But as well as self-interest, a great mentorship culture can be a means to its own end. As editors, what we do is a craft. Great creative crafts are great because their flame has been kept alive over a long period of time. Those who are working in this industry today are the current holders of that flame, and we do have a responsibility to care for it and pass it down. That may sound grandiose, but there’s truth to it - when you put that kind of value on the work you do, you’ll find your clients start to do the same.
So, there’s no doubt that it’s in your interests to pursue a strong culture of mentorship. At Other NYC, it’s been a part of our vision since our first day. Looking back, I can identify four key foundational pillars that have been instrumental in building that successful, quality mentorship culture. It’s never too late to put these pillars into place and, whilst my experiences are based on the world of editing and post production, doing so is achievable for any business.

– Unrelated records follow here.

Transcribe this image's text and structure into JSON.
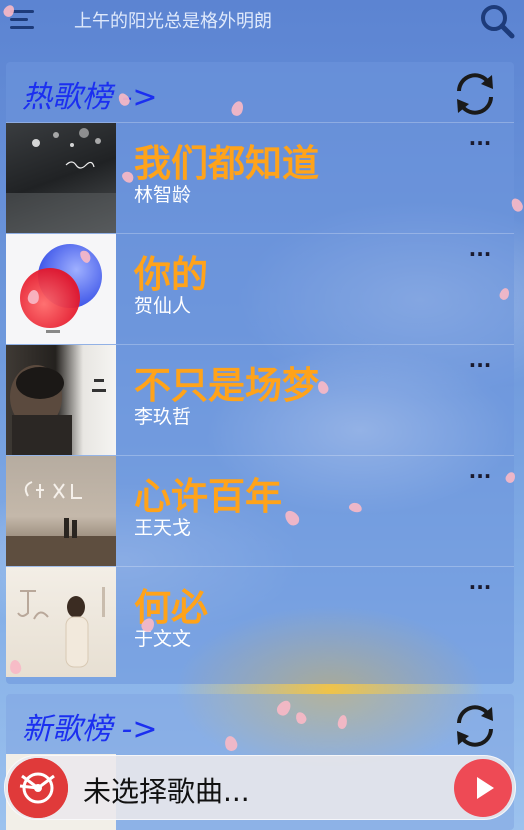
{
  "header": {
    "title": "上午的阳光总是格外明朗",
    "menu_icon": "menu-icon",
    "search_icon": "search-icon"
  },
  "hot_chart": {
    "title": "热歌榜 ->",
    "refresh_icon": "refresh-icon",
    "songs": [
      {
        "title": "我们都知道",
        "artist": "林智龄",
        "more": "···"
      },
      {
        "title": "你的",
        "artist": "贺仙人",
        "more": "···"
      },
      {
        "title": "不只是场梦",
        "artist": "李玖哲",
        "more": "···"
      },
      {
        "title": "心许百年",
        "artist": "王天戈",
        "more": "···"
      },
      {
        "title": "何必",
        "artist": "于文文",
        "more": "···"
      }
    ]
  },
  "new_chart": {
    "title": "新歌榜 ->",
    "refresh_icon": "refresh-icon"
  },
  "player": {
    "status": "未选择歌曲...",
    "disc_icon": "disc-icon",
    "play_icon": "play-icon"
  },
  "colors": {
    "section_title": "#1b2ff0",
    "song_title": "#ffa31a",
    "play_button": "#ee4a55"
  }
}
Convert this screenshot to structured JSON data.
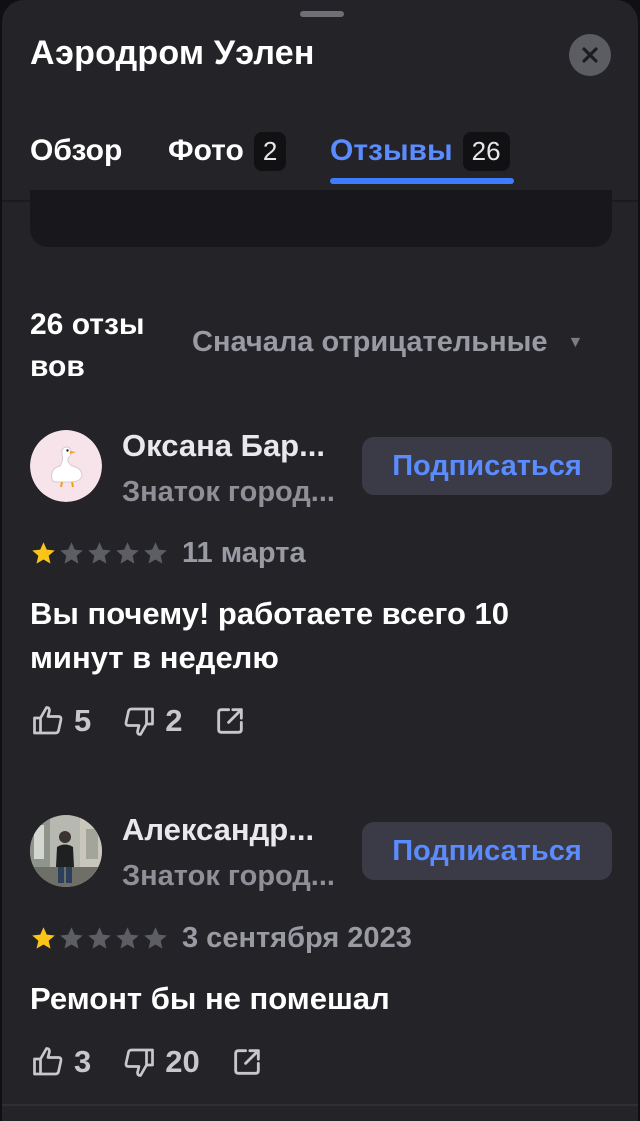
{
  "header": {
    "title": "Аэродром Уэлен",
    "close_icon": "close-icon"
  },
  "tabs": [
    {
      "label": "Обзор"
    },
    {
      "label": "Фото",
      "count": "2"
    },
    {
      "label": "Отзывы",
      "count": "26",
      "active": true
    }
  ],
  "reviews_header": {
    "count_text": "26 отзы вов",
    "count_line1": "26 отзы",
    "count_line2": "вов",
    "sort_label": "Сначала отрицательные",
    "sort_icon": "caret-down-icon"
  },
  "reviews": [
    {
      "author": "Оксана Бар...",
      "badge": "Знаток город...",
      "subscribe_label": "Подписаться",
      "rating": 1,
      "max_rating": 5,
      "date": "11 марта",
      "text": "Вы почему!  работаете всего 10 минут в неделю",
      "likes": "5",
      "dislikes": "2",
      "avatar": "goose-avatar"
    },
    {
      "author": "Александр...",
      "badge": "Знаток город...",
      "subscribe_label": "Подписаться",
      "rating": 1,
      "max_rating": 5,
      "date": "3 сентября 2023",
      "text": "Ремонт бы не помешал",
      "likes": "3",
      "dislikes": "20",
      "avatar": "photo-avatar"
    }
  ],
  "colors": {
    "accent": "#3f7bff",
    "star_filled": "#fcc419",
    "star_empty": "#5d5d64",
    "background": "#232328"
  }
}
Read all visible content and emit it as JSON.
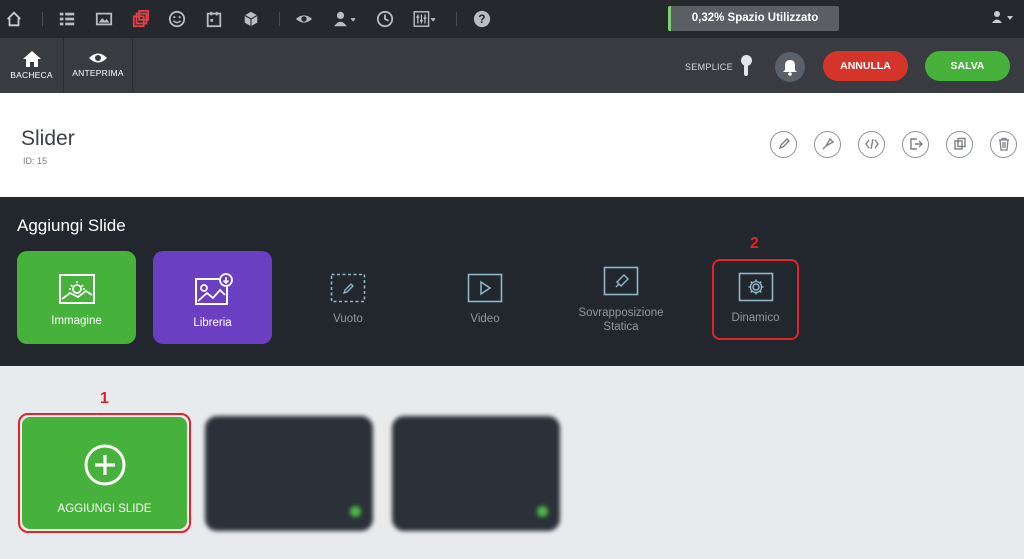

As mentioned above, your skill is your craft - and any great craft is taught. When you are teaching a craft, however, you’re not looking to inspire copycats. You’re looking to hone the unique craft that resides within all of us. In editing, the point of passing along your craft is not to say ‘my aesthetic choices are better than yours, you need to learn from me’. It’s to pass on the expertise of how to leverage that craft to create great moments. It’s about creating a framework to make good, creative decisions regardless of the material you’re given. Our challenge as mentors - beyond the technical aspect - is to teach tasteful and artful decision-making.
Once that framework is in place, you should always be confident that you and your colleagues aren’t stumbling into beautiful moments or great work by chance - it’s happening because you understand the process and you have a sense of direction.
The first step to creating and defining your own style is caring about your work. As one of the more senior members of staff at Other NYC, one of the great joys about our mentorship culture for me personally is that the new styles and ideas of my colleagues force me to hold myself and my own style accountable.
So let your staff know how much you care about the work. When people are younger, they can sometimes feel as though they’re not bringing anything to the table - but that’s not the case. They’re bringing in new energy, ideas, and perspectives which should be harnessed both to bring out their unique craft and inspire that of others. When you all care deeply about the work you create, this can come about naturally.
One of the joys that comes with experience is confidence. That confidence is perhaps at its most useful when you’re using it to justify your aesthetic, creative, or directional choices on a project. You should justify your choices when they’re critiqued, but only when your basis for doing so comes from a place of expertise and qualified confidence that ensures, essentially, you know what you’re doing. It’s important that you help your people to arrive at this point by fostering expertise-based confidence across your team. Question their ideas, and encourage them to do the same to yours.
Confidence is also the path to preserving your own spirit in your work, which feeds into a number of these points. It’s essential to my business that I am different from my colleagues - we all strive for the same level of quality, but we never aim to be the same. Our differences strengthen each other.
Last of all, the hardest part. A strong culture of mentorship doesn’t come about by accident - it takes focus, effort, and dedication. Before setting out to create a culture of mentorship, be honest about whether you will apply the consistent dedication and love for your craft that’s required.
When you commit to a culture of mentorship you commit to mentoring a whole person, not just their skills. That comes with a responsibility outside of the office, building meaningful relationships with people which eclipse a specific job function.
You’ll be tested. When the pandemic hit us, we had to have a conversation about how committed we were to keeping up the same level of mentorship despite the distance of remote working. We decided that we very much were, and we’ve adapted to make sure we’re delivering the same quality.
But it’s not for everyone - some of us like to show up, do the work, and clock off. That’s fair enough. But for those of us who want to create a quality mentorship culture, the old adage about ‘getting out what you put in’ has never been more true.
So if you’re ready to apply the effort, the rewards will provide an immense payoff. I know I wouldn’t be in the position I am today without people earlier in my career making the effort to reach out to me and tell me what I needed to hear. And now, it’s my turn to continue the cycle. By applying these rules, it can be yours, too.view more - Trends and InsightOther NYC, Thu, 14 Oct 2021 09:20:52 GMT